Hydrogenation of D-Glucose to D-Sorbitol Using Continuous Flow Hydrogenation Apparatus

H-Cube® Pro Application Note

INTRODUCTION

This application note will demonstrate the H-Cube® Pro’s increased productivity in the hydrogenation of D-glucose to D-sorbitol, which is believed to be a key intermediate in biofuel production. Hydrogen is generated in situ through electrolysis of water. Both the use of elevated temperature and increased concentration were proven to be advantageous for the outcome of the reaction, resulting in higher selectivity of the desired compound and higher throughput over the H-Cube® system.

EXPERIMENTAL PROCEDURE

Reaction parameters such as temperature, pressure, flow rate, and hydrogen production were set on the touch screen interface of the H-Cube® Pro. After placing a Raney Nickel filled 70 mm long CatCart® in position, the system was washed with water until stabilization of reaction parameters were reached. Before performing any experiments, it was ensured that all lines (from solvent or reactant to waste or product) were washed carefully.
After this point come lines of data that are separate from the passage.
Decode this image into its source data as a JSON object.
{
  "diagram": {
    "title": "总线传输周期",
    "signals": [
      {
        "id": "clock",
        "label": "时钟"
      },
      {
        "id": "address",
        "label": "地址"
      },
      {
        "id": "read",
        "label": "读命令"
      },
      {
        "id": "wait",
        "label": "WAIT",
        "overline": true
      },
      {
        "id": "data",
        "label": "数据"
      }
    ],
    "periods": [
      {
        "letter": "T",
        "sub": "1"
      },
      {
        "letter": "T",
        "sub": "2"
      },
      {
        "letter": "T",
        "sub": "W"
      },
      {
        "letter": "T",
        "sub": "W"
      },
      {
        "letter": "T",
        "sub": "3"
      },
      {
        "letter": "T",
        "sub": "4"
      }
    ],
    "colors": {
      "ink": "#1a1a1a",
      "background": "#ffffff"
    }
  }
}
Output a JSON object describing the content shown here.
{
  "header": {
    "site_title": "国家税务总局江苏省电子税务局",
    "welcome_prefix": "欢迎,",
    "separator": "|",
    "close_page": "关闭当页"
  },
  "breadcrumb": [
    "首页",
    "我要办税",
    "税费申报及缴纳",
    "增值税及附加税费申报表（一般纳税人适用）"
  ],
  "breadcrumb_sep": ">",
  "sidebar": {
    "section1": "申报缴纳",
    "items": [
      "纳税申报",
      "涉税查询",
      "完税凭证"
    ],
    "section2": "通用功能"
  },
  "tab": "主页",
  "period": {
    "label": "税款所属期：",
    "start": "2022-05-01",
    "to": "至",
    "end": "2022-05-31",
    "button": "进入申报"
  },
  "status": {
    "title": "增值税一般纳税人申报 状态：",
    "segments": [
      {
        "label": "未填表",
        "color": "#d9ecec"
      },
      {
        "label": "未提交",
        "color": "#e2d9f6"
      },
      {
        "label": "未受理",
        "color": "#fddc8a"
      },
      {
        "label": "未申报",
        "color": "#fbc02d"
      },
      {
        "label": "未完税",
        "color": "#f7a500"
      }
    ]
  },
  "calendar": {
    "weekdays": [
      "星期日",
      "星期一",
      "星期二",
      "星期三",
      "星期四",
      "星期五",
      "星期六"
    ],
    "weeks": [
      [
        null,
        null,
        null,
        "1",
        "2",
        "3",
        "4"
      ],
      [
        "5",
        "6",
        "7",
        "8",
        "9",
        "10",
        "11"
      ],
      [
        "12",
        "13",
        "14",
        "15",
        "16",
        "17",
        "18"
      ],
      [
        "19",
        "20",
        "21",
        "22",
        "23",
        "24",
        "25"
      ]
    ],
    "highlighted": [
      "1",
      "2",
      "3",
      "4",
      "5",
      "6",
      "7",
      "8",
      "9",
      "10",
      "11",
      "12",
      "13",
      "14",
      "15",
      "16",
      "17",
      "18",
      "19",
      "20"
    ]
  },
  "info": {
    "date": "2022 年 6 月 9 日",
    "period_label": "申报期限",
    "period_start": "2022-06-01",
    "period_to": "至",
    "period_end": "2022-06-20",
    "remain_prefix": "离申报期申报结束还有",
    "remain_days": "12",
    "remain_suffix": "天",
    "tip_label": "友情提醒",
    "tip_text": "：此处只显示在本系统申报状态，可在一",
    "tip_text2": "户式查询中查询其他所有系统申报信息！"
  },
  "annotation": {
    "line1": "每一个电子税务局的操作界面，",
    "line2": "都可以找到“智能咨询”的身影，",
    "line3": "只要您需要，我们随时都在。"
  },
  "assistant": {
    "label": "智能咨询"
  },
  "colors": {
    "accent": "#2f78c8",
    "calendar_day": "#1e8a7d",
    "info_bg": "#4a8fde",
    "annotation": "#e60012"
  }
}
D-glucose was dissolved in water and, after stabilization, the solution was passed through the system at the previously set reaction conditions and the product was collected from the product line. When the required amount of D-sorbitol solution was collected through the H-Cube® Pro, the position of the Inlet Valve was switched to Solvent to wash the system thoroughly before starting the next reaction. According to the flow rate, the position of Outlet Valve was switched to Waste after 1 minute in order to maximise product collection. Finally the product solution was concentrated in vacuo and analyzed by H-NMR.

RESULTS

As shown in Table 1., reduction of D-glucose to D-sorbitol was successfully carried out using flow hydrogenation technology. The increased amount of hydrogen in the H-Cube® Pro  enabled the use of higher concentration (up to 0.4 M) and flow rate (up to 3 mL/min) that could not have been achieved with the standard H-Cube®. The higher temperature (150°C instead of 100°C) also resulted in slightly higher purity

Conc. (mol/L)Flow rate (mL/min)T (°C)P (bar)H2 production (%)Product (%)*
0.103.0100901092
0.203.0100901090
0.403.01009010093
0.403.01509010096

Table 1. Reaction conditions and product purity
* Purity was determined by 1H-NMR of the crude products